Insemination

 

After the submission of the sperm sample, you will be given a timing to return to the clinic for the actual procedure. The prepared sperm sample will then be brought to the room in a syringe.

You will then be asked to remove your underwear and lie down. Your husband is allowed to be with you throughout the procedure. 

The doctor will then do a transvaginal ultrasound to ensure that the follicle is of the appropriate size and determine whether ovulation has already started. The doctor will then proceed to use a duck beak clamp to open your cervix, and then push a thin flexible tube through your cervix into your uterus and syringe the prepared sperm directly into your uterus. This marks the end of the procedure. The procedure itself is quick and painless; however, you may feel some cramping after the procedure due to irritation from the catheter or clamp. 

Practical pointers

  1. Prior to the IUI procedure, it is recommended to drink lots of water so that you have a full bladder. This may help the doctor guide and angle the catheter into the uterus. 

Real women say…

“I really didn’t know what to expect at the IUI procedure. It ended up being much like a pap smear. And it was really fast”

"I kind of remember being asked to keep my legs in the air in stirrups for a while after IUI. My personal tip would be to try to ignore the full bladder and  think of pleasant things, or ask for a urine catheter."

 

Stage 3 : After the IUI

Your doctor may or may not start you on medication such as progesterone to help improve the chances of implantation, depending on whether he/she feels that you require it. 

You may also be requested to come in for a blood test seven days after the insemination to monitor your progesterone levels. If your progesterone levels are low, you may be given more progesterone (via injections or tablets).

 Practical pointers

  • Try not to be too stressed after your procedure. Keeping yourself busy to take your mind off things will be beneficial, as stress can affect hormones, leading to reduced blood flow to the uterus and endometrial lining, thus making it less receptive for the embryo to implant.

  • Avoid strenuous exercise after your IUI, as it can cause premature cramping, which can prevent implantation. Low impact exercises such as walking, yoga, and light aerobics are generally acceptable. 

  • You and your husband should continue taking your prenatal vitamins to ensure that both of you remain in optimal health, and that you are receiving the necessary nutrients to support a healthy pregnancy.

 Real women say…

“During and after my first IUI, I stressed about every detail, I read everything I could regarding symptoms and could not take my mind off anything but the IUI. My IUI ended up failing after I got my period 1 week earlier then it was supposed to. I’m pretty sure it was because of the stress. Next time round, I’m going to try to relax more”

 

Stage 4 : Pregnancy Test

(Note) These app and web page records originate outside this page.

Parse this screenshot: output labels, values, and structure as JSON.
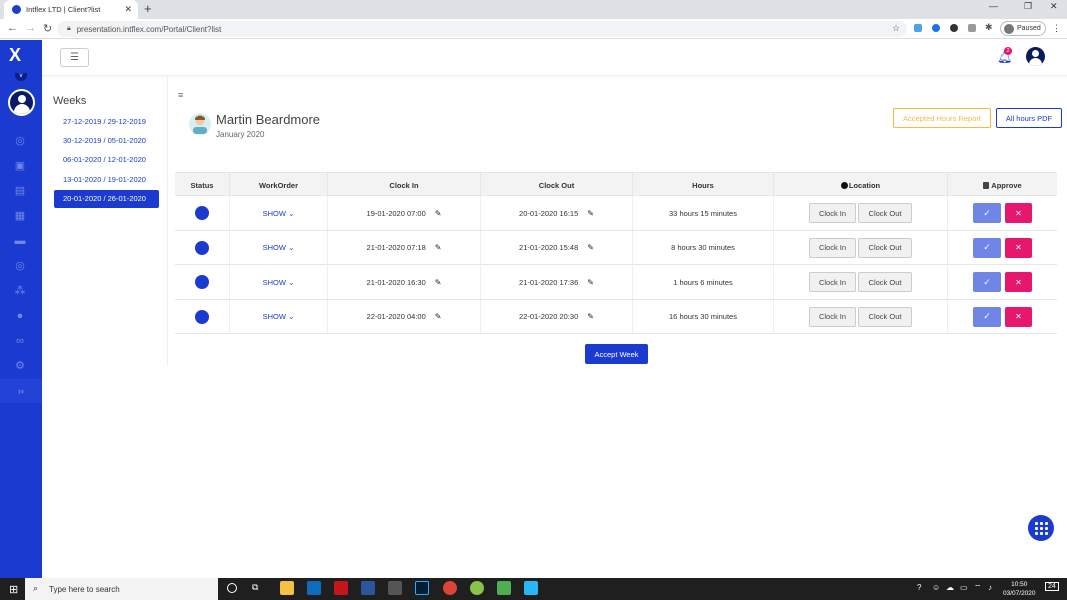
{
  "browser": {
    "tab_title": "Intflex LTD | Client?list",
    "url": "presentation.intflex.com/Portal/Client?list",
    "profile_status": "Paused",
    "new_tab": "+",
    "minimize": "—",
    "restore": "❐",
    "close": "✕"
  },
  "header": {
    "notification_count": "2"
  },
  "weeks": {
    "title": "Weeks",
    "items": [
      {
        "label": "27-12-2019 / 29-12-2019",
        "active": false
      },
      {
        "label": "30-12-2019 / 05-01-2020",
        "active": false
      },
      {
        "label": "06-01-2020 / 12-01-2020",
        "active": false
      },
      {
        "label": "13-01-2020 / 19-01-2020",
        "active": false
      },
      {
        "label": "20-01-2020 / 26-01-2020",
        "active": true
      }
    ]
  },
  "employee": {
    "name": "Martin Beardmore",
    "month": "January 2020"
  },
  "actions": {
    "accepted_report": "Accepted Hours Report",
    "all_pdf": "All hours PDF",
    "accept_week": "Accept Week"
  },
  "table": {
    "headers": {
      "status": "Status",
      "workorder": "WorkOrder",
      "clock_in": "Clock In",
      "clock_out": "Clock Out",
      "hours": "Hours",
      "location": "Location",
      "approve": "Approve"
    },
    "show_label": "SHOW",
    "btn_clock_in": "Clock In",
    "btn_clock_out": "Clock Out",
    "rows": [
      {
        "clock_in": "19-01-2020 07:00",
        "clock_out": "20-01-2020 16:15",
        "hours": "33 hours 15 minutes"
      },
      {
        "clock_in": "21-01-2020 07:18",
        "clock_out": "21-01-2020 15:48",
        "hours": "8 hours 30 minutes"
      },
      {
        "clock_in": "21-01-2020 16:30",
        "clock_out": "21-01-2020 17:36",
        "hours": "1 hours 6 minutes"
      },
      {
        "clock_in": "22-01-2020 04:00",
        "clock_out": "22-01-2020 20:30",
        "hours": "16 hours 30 minutes"
      }
    ]
  },
  "taskbar": {
    "search_placeholder": "Type here to search",
    "time": "10:50",
    "date": "03/07/2020",
    "notifications": "24"
  },
  "colors": {
    "brand": "#1b3acf",
    "accent_warning": "#f5b942",
    "danger": "#e6176c",
    "approve": "#6f86e6"
  }
}
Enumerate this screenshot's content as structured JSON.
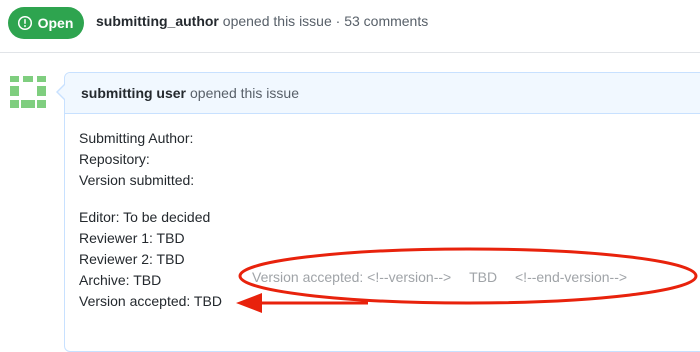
{
  "issue": {
    "state_label": "Open",
    "author": "submitting_author",
    "opened_text": "opened this issue",
    "separator": "·",
    "comments": "53 comments"
  },
  "comment": {
    "user": "submitting user",
    "action": "opened this issue",
    "lines": {
      "submitting_author": "Submitting Author:",
      "repository": "Repository:",
      "version_submitted": "Version submitted:",
      "editor": "Editor: To be decided",
      "reviewer1": "Reviewer 1: TBD",
      "reviewer2": "Reviewer 2: TBD",
      "archive": "Archive: TBD",
      "version_accepted": "Version accepted: TBD"
    },
    "hidden_source": {
      "label": "Version accepted: <!--version-->",
      "value": "TBD",
      "end_marker": "<!--end-version-->"
    }
  },
  "colors": {
    "open_green": "#2ea44f",
    "annotation_red": "#e8220c",
    "comment_header_bg": "#f1f8ff",
    "comment_border": "#c8e1ff",
    "avatar_green": "#7fce7f"
  },
  "icons": {
    "state": "issue-opened-icon",
    "avatar": "identicon-avatar",
    "annotation": "red-ellipse-and-arrow"
  }
}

Around 2 weeks after the IUI procedure, you will be asked to return to the clinic to get a blood test to check for whether the IUI has been successful. Results are usually out a few hours after the test. If you are successful, you will be given a follow-up appointment with your doctor to monitor the progress of your pregnancy. If you are not successful, you will be given the choice to stop your fertility treatment here, continue with another IUI, or proceed to IVF. 

 Practical pointers

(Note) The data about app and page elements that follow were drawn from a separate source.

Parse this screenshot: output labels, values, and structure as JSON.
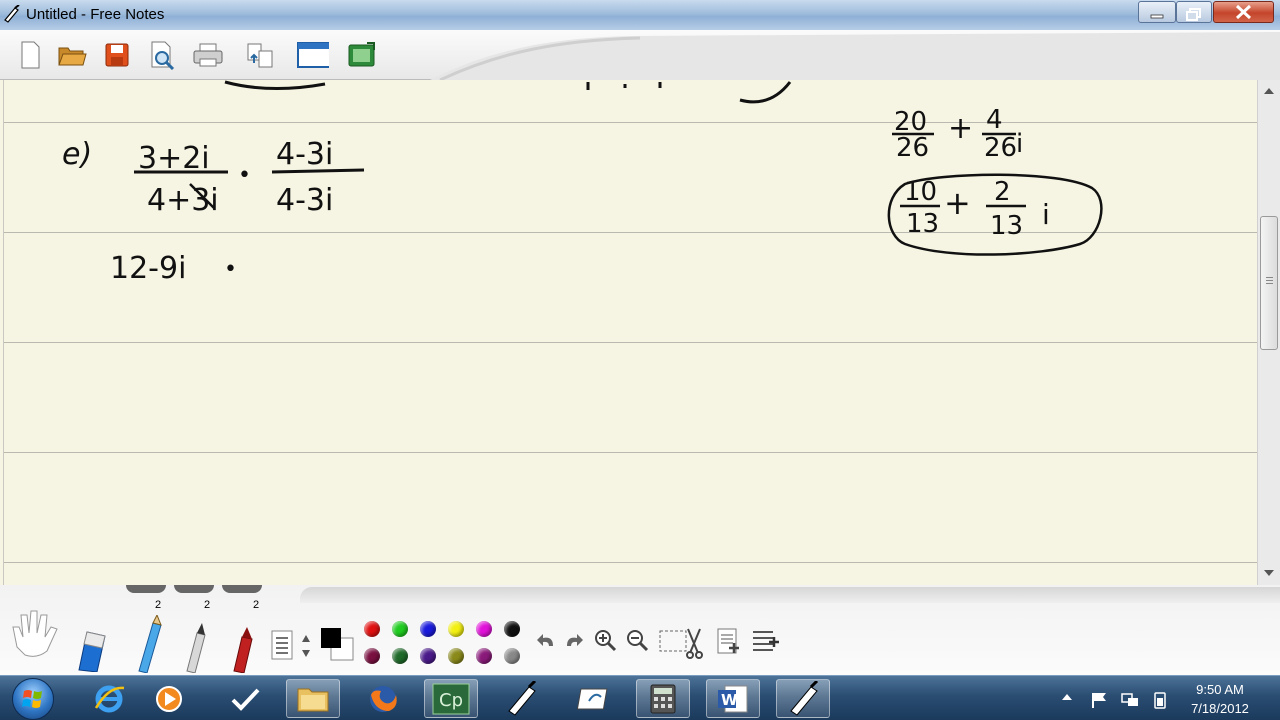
{
  "window": {
    "title": "Untitled - Free Notes"
  },
  "toolbar": {
    "buttons": [
      "new-file",
      "open-folder",
      "save",
      "print-preview",
      "print",
      "export",
      "fullscreen",
      "insert-image"
    ]
  },
  "notes": {
    "label_e": "e)",
    "lhs_num": "3+2i",
    "lhs_den": "4+3i",
    "dot": "•",
    "rhs_num": "4-3i",
    "rhs_den": "4-3i",
    "line2": "12-9i",
    "frac1_num": "20",
    "frac1_den": "26",
    "plus": "+",
    "frac2_num": "4",
    "frac2_den": "26",
    "i": "i",
    "ans1_num": "10",
    "ans1_den": "13",
    "ans2_num": "2",
    "ans2_den": "13"
  },
  "pen_sizes": [
    "2",
    "2",
    "2"
  ],
  "colors": {
    "palette_top": [
      "#e01010",
      "#1fcc1f",
      "#1a1adc",
      "#f2ef10",
      "#e010d8",
      "#111111"
    ],
    "palette_bottom": [
      "#7a1040",
      "#1f6a2a",
      "#4a1a8a",
      "#8a8a1a",
      "#8a1a7a",
      "#888888"
    ]
  },
  "taskbar": {
    "apps": [
      "internet-explorer",
      "media-player",
      "app-check",
      "file-explorer",
      "firefox",
      "captivate",
      "free-notes",
      "journal",
      "calculator",
      "word",
      "free-notes-active"
    ]
  },
  "clock": {
    "time": "9:50 AM",
    "date": "7/18/2012"
  }
}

  1. As the trigger shot that you take prior to the IUI procedure contains HCG, which is the same hormone that is in your body during pregnancy, some women may experience positive results on their home pregnancy tests even though they are not really pregnant. It is preferable to wait until at least 14 days after the IUI procedure for an accurate pregnancy test so that the HCG from the trigger shot will no longer be in your body. 

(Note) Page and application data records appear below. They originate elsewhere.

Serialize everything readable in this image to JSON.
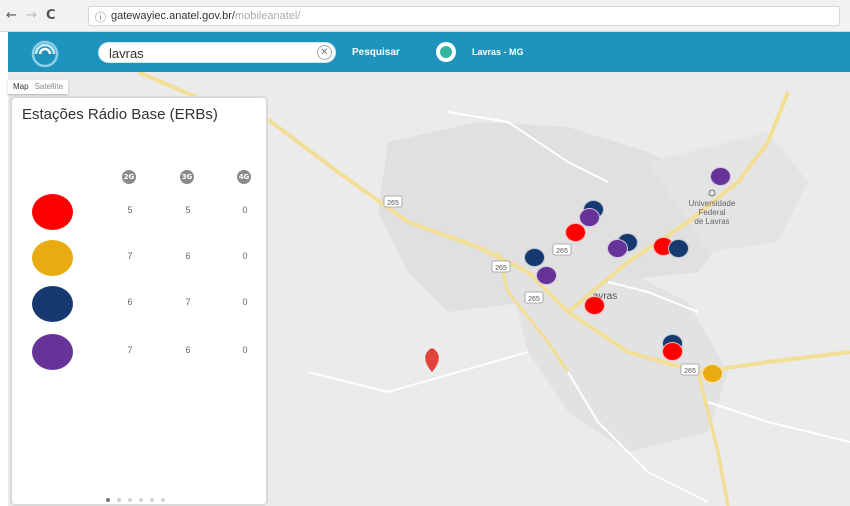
{
  "browser": {
    "back_glyph": "←",
    "forward_glyph": "→",
    "reload_glyph": "C",
    "info_glyph": "ⓘ",
    "url_host": "gatewayiec.anatel.gov.br/",
    "url_path": "mobileanatel/"
  },
  "header": {
    "search_value": "lavras",
    "clear_glyph": "✕",
    "search_button": "Pesquisar",
    "location_label": "Lavras - MG"
  },
  "map": {
    "type_map": "Map",
    "type_satellite": "Satellite",
    "road_labels": [
      "265",
      "265",
      "265",
      "265",
      "265"
    ],
    "place_label_1": "Universidade",
    "place_label_2": "Federal",
    "place_label_3": "de Lavras",
    "city_label": "avras"
  },
  "panel": {
    "title": "Estações Rádio Base (ERBs)",
    "columns": [
      "2G",
      "3G",
      "4G"
    ],
    "rows": [
      {
        "color": "#ff0000",
        "values": [
          "5",
          "5",
          "0"
        ]
      },
      {
        "color": "#e8ab10",
        "values": [
          "7",
          "6",
          "0"
        ]
      },
      {
        "color": "#163a70",
        "values": [
          "6",
          "7",
          "0"
        ]
      },
      {
        "color": "#663399",
        "values": [
          "7",
          "6",
          "0"
        ]
      }
    ],
    "pages": 6,
    "active_page": 0
  },
  "colors": {
    "header_blue": "#1e93bd",
    "red": "#ff0000",
    "yellow": "#e8ab10",
    "navy": "#163a70",
    "purple": "#663399",
    "pin": "#e2433c"
  }
}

Real women say…

“After my st IUI, I was extremely hopeful thinking that my IUI would definitely be successful, I tested with home pregnancy kits every day at home, and every time it showed a negative, I was upset. My period finally came a day before the scheduled pregnancy blood test, I was devastated. However, we still decided to try IUI again”

“At the start of our fertility appointments, our doctor told us that if our IUI was to fail 2 times, to then proceed to IVF. We have now failed 2 IUIs, and will be starting our IVF Journey”